Frequently Asked Questions.
HOW LONG HAVE VEHICLES' HAD BLACK BOXES?
The first boxes appeared on select 1974 GM vehicles, but commercial availability begins with 1994 GMs. For example, the Chevy Silverado, Tahoe, and Suburban platforms have been outfitted with these capabilities since 1997. Around 2000 GM equipped almost all of the US fleet. Most other US manufactures followed suit in the mid-2000's.
WHAT DATA COMES OFF OF THE BOX?
The progression of technology has naturally created a large discrepancy between the amount of data stored during an event from a 1997 Silverado and today’s model. However, one can expect to have 5 seconds of driving trend before the impact: speed, throttle, brakes, rpm, etc; various safety system self-diagnostic checks, and Delta V. Delta V is a great indicator of accident severity, and in newer vehicles the direction in which the forces occurred (front, rear, lateral) are recorded.
WHEN IS DATA RECORDED?
While driving data is being processed continuously, it is typically only saved under two conditions. When your vehicle’s safety system (airbags) activate but do not fire. These near misses, or non-deployment events, are usually temporarily saved. Secondly, the airbags have deployed and this data is in a more permanent state.
HOW LONG ARE "NEAR-MISSES" SAVED?
The length for which a near miss is saved is predetermined by the manufacture. However these events are typically saved for 1-2 months of usual driving routine, or 250 engine cycles.
HOW DO YOU RETRIEVE THE DATA?
The data can be retrieved by various methods through the vehicle's electrical system. The most convenient is the diagnostic port under the dash, just like a Check Engine Light scanner. It can also be accessed through the fuse box by isolating and powering the necessary system circuits. Eventually, the physical device in the vehicle must be acessed to make imaging the crash data possible.
WHAT HAPPENS TO THE DATA AFTER YOU SEND IT TO US?
The raw crash data file will be stored in a secure server for the purpose of records. After 30 days all data is destroyed, per our data policy; Keep only as much data as you need for as long as you need it. If you would like data stored longer, CD/DVD, USB drives and secure device storage are available.
DOES THE DATA GO BAD?
No, but data spoilage is a reality due to improper imaging practices. This is why all of our techs are certified and trained to the latest industry standards. While the data itself does not have shelf life, the statute of limitations for bringing suit far exceed the shelf life of a wrecked vehicle, due to either salvage or recycling. Time dictates the availability of this valuable data. Also, given the severity of the event, this data can be automatically deleted after so many engine cycles. Our business model attempts to create the feasibility for the extraction of data and storage for later use. Get the data you can, when you can.
IS THIS A CRASH ANALYSIS?
No, we do not apply the raw crash data to your specific collision. The pre-crash and impact data are easy to understand in tables and simple line graphs for your information and usage as you see fit.

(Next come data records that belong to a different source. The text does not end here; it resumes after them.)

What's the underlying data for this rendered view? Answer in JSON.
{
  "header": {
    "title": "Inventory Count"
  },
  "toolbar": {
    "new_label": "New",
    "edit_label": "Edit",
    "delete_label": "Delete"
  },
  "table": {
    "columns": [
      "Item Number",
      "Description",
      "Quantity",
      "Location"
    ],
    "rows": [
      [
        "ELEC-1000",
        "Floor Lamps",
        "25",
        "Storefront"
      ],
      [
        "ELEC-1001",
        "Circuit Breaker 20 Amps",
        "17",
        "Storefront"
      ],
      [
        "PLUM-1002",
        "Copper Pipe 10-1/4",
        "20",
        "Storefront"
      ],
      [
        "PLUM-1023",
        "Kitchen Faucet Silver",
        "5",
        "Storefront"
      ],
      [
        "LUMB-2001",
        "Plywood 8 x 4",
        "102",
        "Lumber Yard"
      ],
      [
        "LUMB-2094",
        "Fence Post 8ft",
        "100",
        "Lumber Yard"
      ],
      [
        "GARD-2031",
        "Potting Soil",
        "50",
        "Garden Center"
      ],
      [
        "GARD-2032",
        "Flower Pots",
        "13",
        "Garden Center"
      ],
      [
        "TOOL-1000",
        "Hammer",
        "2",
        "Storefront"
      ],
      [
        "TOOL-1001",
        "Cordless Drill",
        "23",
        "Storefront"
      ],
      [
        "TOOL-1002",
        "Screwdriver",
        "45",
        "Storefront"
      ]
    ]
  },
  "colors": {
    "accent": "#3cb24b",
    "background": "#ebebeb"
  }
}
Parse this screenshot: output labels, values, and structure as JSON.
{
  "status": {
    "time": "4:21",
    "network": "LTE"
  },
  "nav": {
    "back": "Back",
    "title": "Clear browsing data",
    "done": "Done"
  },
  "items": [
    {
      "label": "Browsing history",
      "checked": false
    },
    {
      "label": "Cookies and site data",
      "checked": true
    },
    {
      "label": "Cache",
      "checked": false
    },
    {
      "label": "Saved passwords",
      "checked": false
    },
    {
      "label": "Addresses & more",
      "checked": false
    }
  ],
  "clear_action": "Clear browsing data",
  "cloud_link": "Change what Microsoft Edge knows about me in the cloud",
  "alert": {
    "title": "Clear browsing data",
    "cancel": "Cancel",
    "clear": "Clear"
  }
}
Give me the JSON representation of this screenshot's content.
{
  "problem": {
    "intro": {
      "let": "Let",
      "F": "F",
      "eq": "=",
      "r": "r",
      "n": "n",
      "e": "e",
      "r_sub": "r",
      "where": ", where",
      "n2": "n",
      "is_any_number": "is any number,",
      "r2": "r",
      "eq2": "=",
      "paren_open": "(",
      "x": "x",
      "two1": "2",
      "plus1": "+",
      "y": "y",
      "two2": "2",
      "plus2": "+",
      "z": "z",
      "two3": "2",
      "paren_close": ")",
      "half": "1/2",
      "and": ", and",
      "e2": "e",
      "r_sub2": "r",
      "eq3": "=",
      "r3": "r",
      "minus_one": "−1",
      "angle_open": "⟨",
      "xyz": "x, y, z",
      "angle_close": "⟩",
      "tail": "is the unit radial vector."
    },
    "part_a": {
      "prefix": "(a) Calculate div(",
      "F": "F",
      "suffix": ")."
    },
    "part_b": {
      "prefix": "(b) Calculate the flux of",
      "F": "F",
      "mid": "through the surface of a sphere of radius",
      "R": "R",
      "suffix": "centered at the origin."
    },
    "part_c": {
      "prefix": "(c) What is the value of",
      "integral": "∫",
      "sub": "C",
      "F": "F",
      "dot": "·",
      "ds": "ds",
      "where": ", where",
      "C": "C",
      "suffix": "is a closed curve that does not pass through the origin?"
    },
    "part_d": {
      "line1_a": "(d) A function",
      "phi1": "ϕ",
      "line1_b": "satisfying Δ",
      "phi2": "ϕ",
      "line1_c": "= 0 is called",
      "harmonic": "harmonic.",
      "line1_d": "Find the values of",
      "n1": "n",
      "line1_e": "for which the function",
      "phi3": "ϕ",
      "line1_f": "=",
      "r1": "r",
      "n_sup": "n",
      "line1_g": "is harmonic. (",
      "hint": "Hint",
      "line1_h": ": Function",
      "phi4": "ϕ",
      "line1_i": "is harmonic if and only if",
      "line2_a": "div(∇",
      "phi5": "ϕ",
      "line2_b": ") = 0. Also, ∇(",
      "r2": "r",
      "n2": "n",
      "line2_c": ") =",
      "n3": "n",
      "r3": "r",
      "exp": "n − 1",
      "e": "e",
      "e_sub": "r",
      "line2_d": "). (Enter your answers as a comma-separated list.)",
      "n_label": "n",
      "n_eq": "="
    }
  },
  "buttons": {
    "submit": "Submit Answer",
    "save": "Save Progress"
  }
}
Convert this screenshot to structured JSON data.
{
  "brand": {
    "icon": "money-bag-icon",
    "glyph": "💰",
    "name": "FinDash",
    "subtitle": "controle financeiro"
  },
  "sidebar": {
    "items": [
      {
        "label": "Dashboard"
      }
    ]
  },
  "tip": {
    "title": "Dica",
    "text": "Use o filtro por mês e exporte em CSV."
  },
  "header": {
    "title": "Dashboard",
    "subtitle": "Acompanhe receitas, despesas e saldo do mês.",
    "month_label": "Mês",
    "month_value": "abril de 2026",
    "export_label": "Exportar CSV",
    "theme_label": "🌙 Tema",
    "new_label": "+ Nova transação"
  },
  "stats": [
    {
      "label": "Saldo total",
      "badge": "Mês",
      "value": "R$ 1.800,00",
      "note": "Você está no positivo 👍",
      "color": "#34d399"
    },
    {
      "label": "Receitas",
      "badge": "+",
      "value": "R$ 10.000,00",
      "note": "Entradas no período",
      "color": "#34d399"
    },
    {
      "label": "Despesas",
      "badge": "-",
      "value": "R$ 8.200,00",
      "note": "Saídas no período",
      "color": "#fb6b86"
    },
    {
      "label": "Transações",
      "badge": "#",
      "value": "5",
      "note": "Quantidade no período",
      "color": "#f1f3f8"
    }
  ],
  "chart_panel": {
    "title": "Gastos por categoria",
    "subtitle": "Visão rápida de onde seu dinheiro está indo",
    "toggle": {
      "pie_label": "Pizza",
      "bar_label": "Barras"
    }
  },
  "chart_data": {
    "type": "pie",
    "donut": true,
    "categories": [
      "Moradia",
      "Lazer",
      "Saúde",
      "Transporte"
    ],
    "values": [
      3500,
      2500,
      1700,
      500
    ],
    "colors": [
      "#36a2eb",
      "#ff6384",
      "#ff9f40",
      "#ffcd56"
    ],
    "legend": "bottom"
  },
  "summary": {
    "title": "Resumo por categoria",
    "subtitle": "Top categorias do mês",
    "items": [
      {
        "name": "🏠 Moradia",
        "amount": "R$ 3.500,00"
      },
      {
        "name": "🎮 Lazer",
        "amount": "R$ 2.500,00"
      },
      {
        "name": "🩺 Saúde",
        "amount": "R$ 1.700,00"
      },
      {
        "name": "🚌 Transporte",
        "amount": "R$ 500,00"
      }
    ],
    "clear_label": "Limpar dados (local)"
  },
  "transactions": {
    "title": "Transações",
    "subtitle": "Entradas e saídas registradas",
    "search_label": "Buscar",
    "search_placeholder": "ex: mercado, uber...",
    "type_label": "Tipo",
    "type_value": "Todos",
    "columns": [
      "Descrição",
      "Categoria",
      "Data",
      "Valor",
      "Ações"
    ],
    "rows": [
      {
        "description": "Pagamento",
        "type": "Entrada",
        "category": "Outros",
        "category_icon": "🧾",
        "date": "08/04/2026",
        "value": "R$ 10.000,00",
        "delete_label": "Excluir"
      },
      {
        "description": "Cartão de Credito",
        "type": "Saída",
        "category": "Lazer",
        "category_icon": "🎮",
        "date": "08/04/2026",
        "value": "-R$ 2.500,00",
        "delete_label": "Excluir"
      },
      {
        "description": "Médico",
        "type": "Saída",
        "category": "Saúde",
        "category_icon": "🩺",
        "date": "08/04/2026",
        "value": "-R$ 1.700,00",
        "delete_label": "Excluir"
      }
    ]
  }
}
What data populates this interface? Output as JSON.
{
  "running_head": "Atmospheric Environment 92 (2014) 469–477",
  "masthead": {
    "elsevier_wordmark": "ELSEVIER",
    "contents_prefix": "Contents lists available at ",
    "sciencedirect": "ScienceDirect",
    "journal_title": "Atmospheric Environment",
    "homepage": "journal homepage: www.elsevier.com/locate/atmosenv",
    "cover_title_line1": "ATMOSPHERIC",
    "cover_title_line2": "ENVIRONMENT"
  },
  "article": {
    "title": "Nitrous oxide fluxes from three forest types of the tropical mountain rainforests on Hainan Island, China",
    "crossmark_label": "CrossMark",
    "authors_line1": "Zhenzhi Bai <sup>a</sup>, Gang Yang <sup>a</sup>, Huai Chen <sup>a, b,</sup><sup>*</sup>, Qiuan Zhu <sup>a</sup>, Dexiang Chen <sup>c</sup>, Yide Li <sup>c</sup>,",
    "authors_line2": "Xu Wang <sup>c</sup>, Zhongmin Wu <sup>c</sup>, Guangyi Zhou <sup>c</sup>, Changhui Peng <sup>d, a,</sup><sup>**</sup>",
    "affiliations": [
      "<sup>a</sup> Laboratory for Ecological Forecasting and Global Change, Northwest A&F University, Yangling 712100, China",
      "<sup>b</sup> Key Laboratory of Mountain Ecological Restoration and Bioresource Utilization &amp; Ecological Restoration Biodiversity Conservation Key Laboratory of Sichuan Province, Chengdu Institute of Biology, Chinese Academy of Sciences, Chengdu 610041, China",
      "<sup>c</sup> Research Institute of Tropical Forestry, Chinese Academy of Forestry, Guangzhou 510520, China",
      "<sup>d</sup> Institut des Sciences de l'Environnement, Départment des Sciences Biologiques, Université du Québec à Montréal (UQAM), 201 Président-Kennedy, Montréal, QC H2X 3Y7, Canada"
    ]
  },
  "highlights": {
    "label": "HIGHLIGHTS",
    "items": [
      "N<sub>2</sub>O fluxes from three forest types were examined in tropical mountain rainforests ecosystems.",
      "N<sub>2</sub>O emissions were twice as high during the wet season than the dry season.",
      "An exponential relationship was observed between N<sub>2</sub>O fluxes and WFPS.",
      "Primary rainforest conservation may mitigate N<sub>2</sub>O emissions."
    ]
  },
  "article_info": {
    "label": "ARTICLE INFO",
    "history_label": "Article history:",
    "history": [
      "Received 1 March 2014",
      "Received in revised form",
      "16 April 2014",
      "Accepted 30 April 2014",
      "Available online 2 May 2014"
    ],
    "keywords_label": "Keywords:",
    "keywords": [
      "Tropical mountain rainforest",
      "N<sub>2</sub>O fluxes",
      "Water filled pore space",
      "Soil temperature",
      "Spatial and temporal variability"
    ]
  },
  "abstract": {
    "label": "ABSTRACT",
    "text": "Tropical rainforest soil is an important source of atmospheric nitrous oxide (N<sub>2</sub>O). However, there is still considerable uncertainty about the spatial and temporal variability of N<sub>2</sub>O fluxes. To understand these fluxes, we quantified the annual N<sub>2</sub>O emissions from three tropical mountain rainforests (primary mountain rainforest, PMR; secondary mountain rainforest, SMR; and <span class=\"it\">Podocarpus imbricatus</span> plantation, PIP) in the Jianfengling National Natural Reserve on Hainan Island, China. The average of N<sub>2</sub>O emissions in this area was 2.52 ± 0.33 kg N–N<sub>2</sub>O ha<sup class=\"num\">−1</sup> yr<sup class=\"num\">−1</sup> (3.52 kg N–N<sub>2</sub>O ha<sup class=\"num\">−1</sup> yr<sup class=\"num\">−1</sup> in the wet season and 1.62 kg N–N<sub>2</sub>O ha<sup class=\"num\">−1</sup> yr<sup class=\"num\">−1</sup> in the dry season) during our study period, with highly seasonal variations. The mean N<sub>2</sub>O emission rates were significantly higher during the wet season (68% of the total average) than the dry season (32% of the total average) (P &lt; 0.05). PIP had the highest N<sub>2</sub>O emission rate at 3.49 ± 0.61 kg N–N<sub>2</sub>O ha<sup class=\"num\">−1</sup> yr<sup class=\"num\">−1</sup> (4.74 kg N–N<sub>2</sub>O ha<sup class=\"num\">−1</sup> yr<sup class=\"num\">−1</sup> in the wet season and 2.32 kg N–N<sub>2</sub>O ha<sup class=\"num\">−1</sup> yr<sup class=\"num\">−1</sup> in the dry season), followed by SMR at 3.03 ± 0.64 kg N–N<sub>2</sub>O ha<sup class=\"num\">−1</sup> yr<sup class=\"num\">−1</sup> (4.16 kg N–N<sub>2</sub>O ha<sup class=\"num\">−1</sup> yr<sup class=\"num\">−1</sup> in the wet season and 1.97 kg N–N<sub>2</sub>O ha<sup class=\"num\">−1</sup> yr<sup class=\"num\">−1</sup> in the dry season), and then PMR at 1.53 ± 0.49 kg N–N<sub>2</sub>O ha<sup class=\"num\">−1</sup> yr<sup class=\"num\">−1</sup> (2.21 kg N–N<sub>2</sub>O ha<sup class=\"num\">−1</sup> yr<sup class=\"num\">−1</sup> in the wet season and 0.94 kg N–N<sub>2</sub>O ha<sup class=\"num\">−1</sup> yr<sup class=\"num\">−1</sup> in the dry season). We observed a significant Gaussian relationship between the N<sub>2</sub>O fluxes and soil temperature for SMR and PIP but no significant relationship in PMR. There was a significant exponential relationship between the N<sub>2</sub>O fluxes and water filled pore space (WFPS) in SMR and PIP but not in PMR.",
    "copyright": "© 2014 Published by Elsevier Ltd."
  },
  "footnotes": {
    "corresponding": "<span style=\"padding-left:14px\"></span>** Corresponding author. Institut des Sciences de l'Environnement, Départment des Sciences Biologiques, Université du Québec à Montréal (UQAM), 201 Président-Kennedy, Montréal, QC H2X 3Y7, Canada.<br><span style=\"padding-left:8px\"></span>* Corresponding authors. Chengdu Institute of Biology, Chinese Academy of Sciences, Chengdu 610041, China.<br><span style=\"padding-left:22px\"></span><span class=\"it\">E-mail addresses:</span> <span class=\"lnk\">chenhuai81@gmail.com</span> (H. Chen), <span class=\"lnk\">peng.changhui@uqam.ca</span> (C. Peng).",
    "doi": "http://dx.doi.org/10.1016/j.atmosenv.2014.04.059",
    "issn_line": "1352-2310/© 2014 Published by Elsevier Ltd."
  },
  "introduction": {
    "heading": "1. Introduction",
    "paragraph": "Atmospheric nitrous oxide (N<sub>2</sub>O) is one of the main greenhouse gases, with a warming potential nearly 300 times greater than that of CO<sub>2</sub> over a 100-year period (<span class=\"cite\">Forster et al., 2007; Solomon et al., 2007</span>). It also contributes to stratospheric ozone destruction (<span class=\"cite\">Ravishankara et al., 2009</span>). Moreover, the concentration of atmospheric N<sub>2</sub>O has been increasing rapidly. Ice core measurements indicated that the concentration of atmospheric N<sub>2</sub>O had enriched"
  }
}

We also offer tools to help you understand the data you receive.
WHAT CAN THIS DATA DO FOR ME?
More complete preliminary reviews, increase credibility of witnesses and support denial of negligence. With the relatively low cost of our services, in conjunction with a collision report and photos, we can give you a more complete preliminary review of the evidence available. This raw crash data could provide the credibility you need for your witness. In some cases, the data might completely support your denial of negligence. Additionally, in some situations it is not cost efficient to hire an expert. Our services are a cost efficient means to an end.
IS THE DATA RELIABLE?
Check and Balance of Your Experts! Although this data is typically extremely reliable, the reality is that this data is electronic and unfortunately electronic devices fail long before the physics related to an auto accident. The reconstruction of an auto accident should be based on the physical evidence and the use of electronic data to further verify these findings. The electronic data should not be used as a crutch in which to build the reconstruction of an auto collision around. Additionally, events maybe recorded that do not pertain to this accident or may negatively affect your interests in this accident. Having this data at hand is to your advantage due to your control over the assimilation of this information.
WHAT IF WE HAVE THE BLACK BOX ALREADY IN OUR POSSESSION?
Mail it in! Most manufactures have designated the Airbag Control Module (ACM) to store the data we are trying to extract. When an airbag deploys and the vehicle is due to be repaired the ACM is a serviceable part and is required to be replaced. If requested the ACM can be obtained from the shop at the time of the repairs and mailed in for us to image the data.